“The failure of economists to anticipate the global financial crisis of 2008 and the ensuing recession in most parts of the world economy has underscored the need for a new approach to model and forecast business cycle,” said Lord Meghnad Desai, Life Peer, British House of Lords, Professor Emeritus, London School of Economics, UK during the interactive session ‘Hubris: Why economist failed to predict the 2008 financial crisis?’ jointly organised by MVIRDC World Trade Center and the Meghnad Desai Academy of Economics on 17th March 2015 at WTC. The Meghnad Desai Academy of Economics was introduced at the event.
Mr. Desai explained that a new theoretical and practical approach is required to understand the long-term business cycle, which is a combination of several short-term cycles. He gave the example of how the latest long-term cycle, which began after the 1970s oil price shock, involved several short-run cycles like the Latin American debt crisis (of 1980s), Asian financial crisis (late 1990s), dot-com bubble in early 21st century and the financial crisis of 2008. Modern statistical technique must be equipped to handle a large time-series of data to model long-run economic cycles, Desai opined.
He delved into the theme of his address by describing the paradox of the economists’ practice. He said the paradox is that in spite of several talented economists across the globe, they failed to predict the turning point (i.e. 2008 financial crisis that originated in the US).
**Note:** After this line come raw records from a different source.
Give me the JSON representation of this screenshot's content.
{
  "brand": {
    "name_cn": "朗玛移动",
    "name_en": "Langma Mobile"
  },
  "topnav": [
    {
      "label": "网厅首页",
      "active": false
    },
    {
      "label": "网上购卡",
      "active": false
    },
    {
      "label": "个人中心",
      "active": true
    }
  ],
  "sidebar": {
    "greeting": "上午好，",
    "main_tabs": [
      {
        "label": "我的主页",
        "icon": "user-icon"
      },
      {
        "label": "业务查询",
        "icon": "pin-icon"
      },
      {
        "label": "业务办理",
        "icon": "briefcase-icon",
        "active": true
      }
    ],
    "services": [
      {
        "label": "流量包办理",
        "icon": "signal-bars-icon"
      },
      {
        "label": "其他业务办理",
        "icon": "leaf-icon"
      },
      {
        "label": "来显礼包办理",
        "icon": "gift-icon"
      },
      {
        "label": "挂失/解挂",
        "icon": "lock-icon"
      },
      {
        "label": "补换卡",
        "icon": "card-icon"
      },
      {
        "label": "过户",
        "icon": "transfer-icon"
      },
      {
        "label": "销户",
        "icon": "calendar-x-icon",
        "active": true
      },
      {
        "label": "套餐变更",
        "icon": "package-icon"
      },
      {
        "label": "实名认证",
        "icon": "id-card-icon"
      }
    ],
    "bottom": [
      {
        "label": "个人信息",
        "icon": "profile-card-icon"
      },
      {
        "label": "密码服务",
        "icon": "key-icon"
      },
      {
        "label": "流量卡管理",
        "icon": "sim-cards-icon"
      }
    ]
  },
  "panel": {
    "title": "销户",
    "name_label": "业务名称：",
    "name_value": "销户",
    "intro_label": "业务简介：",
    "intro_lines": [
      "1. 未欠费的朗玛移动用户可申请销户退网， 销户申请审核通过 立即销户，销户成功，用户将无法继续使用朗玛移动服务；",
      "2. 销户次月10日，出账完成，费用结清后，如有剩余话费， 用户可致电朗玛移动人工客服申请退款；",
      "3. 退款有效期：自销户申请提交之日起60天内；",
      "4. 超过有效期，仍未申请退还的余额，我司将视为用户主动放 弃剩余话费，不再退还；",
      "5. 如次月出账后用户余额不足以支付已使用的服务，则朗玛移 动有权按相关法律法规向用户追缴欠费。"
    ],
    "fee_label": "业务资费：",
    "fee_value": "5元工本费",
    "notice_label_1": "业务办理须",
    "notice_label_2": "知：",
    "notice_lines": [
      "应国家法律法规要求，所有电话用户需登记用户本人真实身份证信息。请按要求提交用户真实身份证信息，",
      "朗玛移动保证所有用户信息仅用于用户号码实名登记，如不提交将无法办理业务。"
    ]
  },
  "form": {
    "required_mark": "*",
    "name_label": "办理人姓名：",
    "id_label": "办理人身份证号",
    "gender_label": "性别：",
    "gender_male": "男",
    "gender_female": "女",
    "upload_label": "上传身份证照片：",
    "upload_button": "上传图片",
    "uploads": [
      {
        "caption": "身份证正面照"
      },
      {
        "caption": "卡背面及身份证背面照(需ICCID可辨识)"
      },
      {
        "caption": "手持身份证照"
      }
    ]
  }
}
He took the audience through a historical perspective of how economists from Adam Smith (1770 AD) to Paul Krugman (in 21st century), theorized the various business cycles in the world economy. He explained how the Battle of Waterloo spurred economic cycle when the government of the day spent heavily on defense, which led to the boom in the economy followed by a slowdown when the government slashed its spending (after the war). He also mentioned how Thomas Malthus and David Ricardo (early 1800s) differed on the dynamics of economic cycle following the war.
Further explaining the evolution of the theory of economic cycle, Desai said John Maynard Keynes (in the early 1900s) propounded the existence of dual equilibria – one in full-employment and another in under-employment. While David Ricardo was optimistic that the free market forces would ensure full-employment equilibrium, Keynes argued that market forces can also lead to under-employment equilibrium, thereby necessitating government spending to create jobs.
Talking about the modern day dynamics of the business cycle, Desai said the Keynesian boom in economic activity (after the Second World War) came to an end with the oil shock in 1973.
Desai also explained the role of credit in causing economic cycle by highlighting the debt crisis in the third world economies after the rise in the US interest rates in the 1980s. After 1973, price of crude oil rose remarkably in the international market, thereby enabling oil exporting countries to amass huge foreign exchange reserves. These countries, in turn, lent the foreign exchange reserves to developed countries, thereby leading to decline in the interest rate (in the developed countries) towards the end of the 1970s. However, interest rate started rising since the early1980s in the developed countries, which was one of the causes of the third-world debt crisis in the late 1980s.
Dr. Ajit Ranade, Chief Economist, Aditya Birla Group while announcing the introduction of the Academy described it as being a unique venture. Highlighting that economists are in demand across all business organizations, he was positive that the course curriculum to be offered by the academy would bridge the gap between academia and industry. While Introducing Lord Meghnad Desai to the audience he said that the latter is a ‘rare economist who wears a political hat’.
Dr. Indu Shahani, Dean, H.R. College of Commerce & Economics emphasized the need for a holistic approach towards teaching economics. Noting that today’s young economists are the likely future policy makers, she said a good curriculum on economics should have latest research techniques, data handling methods, good communication skills program and industry exposure. These features are included in the course to be offered by the Academy, said Dr. Shahani who will be part of the Academy.
Earlier in his welcome address, Capt. Somesh Batra, Vice Chairman, MVIRDC World Trade Center said that the lecture would provide an opportunity to hear, listen and absorb what Lord Meghnad Desai had to say on ‘why economist have failed to predict the 2008 financial crisis’.
Mr. Vijay Kalantri, Vice Chairman, MVIRDC World Trade Center and President, All India Association of Industries delivered the vote of thanks by praising Lord Meghnad Desai for his insights on economic cycles. He called him as the ‘man who speaks out of the box’. Although, economics mean different things to different people, what eventually matters is profit. He mentioned the specific problems faced by economies across the world like the debt crisis of the eurozone, slowdown in the Chinese economy and challenges in India’s manufacturing sector. He concluded that the current progressive policy environment in India may help in the economy reaching a size of US$ 20 trillion by 2040 from the current size of US$ 2 trillion as envisaged by PM Modi.